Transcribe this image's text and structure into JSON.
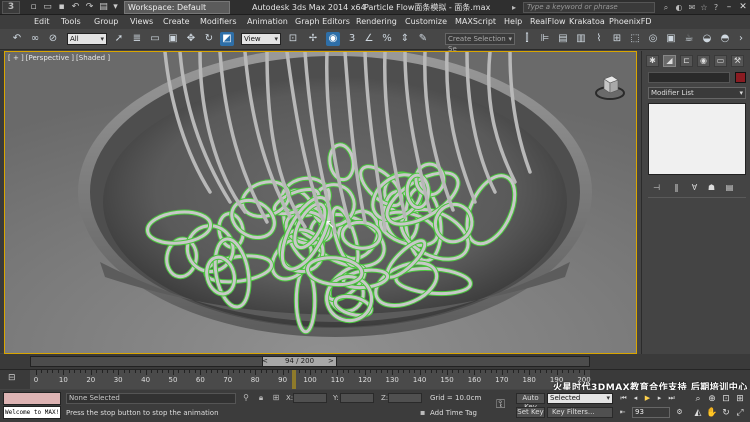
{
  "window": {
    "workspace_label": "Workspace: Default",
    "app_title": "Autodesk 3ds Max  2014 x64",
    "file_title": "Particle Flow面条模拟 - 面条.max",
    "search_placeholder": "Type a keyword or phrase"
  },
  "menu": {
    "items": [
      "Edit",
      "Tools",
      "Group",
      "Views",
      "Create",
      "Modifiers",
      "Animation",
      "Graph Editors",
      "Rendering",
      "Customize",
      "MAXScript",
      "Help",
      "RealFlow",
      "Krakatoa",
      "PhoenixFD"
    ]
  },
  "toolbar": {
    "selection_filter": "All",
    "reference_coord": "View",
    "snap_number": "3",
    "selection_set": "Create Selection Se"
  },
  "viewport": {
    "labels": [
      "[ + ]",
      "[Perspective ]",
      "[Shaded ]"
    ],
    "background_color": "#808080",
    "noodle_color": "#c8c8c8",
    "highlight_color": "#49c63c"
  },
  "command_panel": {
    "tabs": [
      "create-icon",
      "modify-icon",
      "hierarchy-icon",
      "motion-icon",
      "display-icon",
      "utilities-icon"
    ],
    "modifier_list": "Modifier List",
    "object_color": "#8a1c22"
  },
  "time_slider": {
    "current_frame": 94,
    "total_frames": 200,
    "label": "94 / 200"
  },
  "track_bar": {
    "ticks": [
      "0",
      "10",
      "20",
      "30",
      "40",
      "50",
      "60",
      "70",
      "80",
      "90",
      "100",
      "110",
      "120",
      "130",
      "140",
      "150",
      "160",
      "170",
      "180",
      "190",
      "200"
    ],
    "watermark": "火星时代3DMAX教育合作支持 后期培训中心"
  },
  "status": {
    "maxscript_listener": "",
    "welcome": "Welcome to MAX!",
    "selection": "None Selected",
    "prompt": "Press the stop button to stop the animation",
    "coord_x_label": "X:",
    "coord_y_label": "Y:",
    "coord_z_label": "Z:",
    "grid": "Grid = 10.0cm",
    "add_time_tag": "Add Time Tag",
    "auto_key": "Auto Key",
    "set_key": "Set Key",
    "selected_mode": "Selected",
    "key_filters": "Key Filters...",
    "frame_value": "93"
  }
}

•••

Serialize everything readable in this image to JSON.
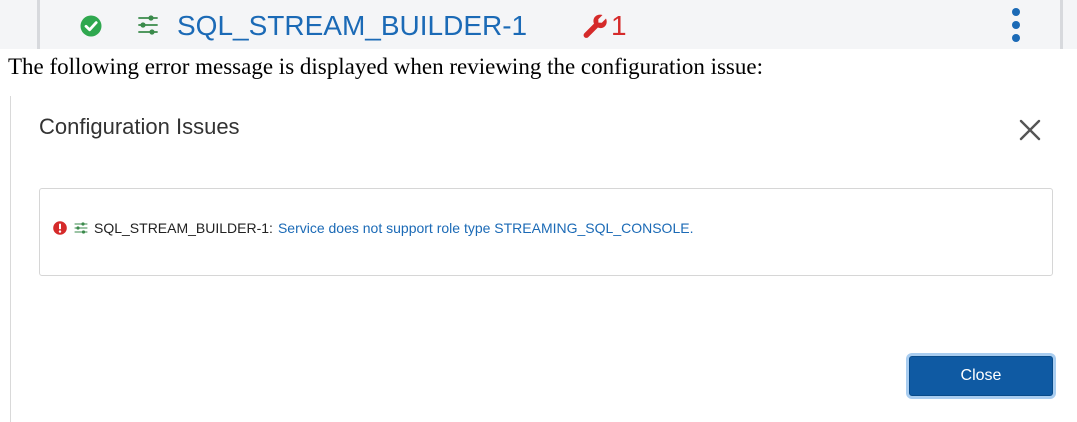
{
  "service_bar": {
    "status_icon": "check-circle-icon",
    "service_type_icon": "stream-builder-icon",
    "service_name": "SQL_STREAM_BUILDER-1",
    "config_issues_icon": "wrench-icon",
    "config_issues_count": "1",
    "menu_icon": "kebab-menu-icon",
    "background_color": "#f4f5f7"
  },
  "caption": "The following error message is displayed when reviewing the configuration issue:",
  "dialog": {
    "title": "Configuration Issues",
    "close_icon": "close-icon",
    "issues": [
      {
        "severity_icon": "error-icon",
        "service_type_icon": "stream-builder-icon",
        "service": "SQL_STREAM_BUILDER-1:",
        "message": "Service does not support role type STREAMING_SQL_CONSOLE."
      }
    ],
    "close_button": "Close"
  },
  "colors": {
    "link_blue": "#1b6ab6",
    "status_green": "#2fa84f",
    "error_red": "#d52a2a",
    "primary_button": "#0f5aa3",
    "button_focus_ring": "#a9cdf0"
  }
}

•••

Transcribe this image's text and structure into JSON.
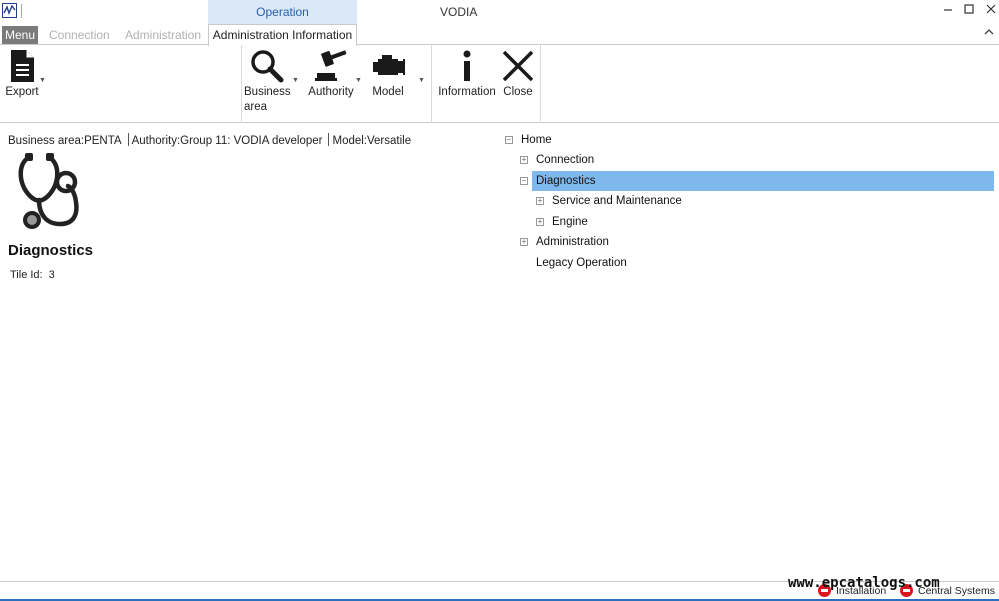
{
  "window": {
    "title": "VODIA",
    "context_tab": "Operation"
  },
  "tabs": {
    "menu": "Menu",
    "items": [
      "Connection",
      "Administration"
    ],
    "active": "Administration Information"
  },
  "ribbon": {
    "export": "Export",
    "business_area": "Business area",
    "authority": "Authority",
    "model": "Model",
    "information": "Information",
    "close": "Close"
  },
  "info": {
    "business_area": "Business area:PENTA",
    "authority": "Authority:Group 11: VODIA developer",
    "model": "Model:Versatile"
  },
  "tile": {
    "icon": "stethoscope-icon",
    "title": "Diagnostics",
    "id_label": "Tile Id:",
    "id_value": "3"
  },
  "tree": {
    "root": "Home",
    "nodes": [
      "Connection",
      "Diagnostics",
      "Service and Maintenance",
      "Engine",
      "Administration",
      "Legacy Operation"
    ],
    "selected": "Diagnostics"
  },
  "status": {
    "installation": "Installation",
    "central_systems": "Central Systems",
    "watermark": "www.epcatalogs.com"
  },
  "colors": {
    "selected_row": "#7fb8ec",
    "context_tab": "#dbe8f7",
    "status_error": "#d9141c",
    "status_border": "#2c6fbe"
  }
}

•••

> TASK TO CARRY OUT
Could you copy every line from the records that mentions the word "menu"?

> RESULT OF THIS TASK
  "menu": {
    "menu_icon": "kebab-menu-icon",
    "menu": "Menu",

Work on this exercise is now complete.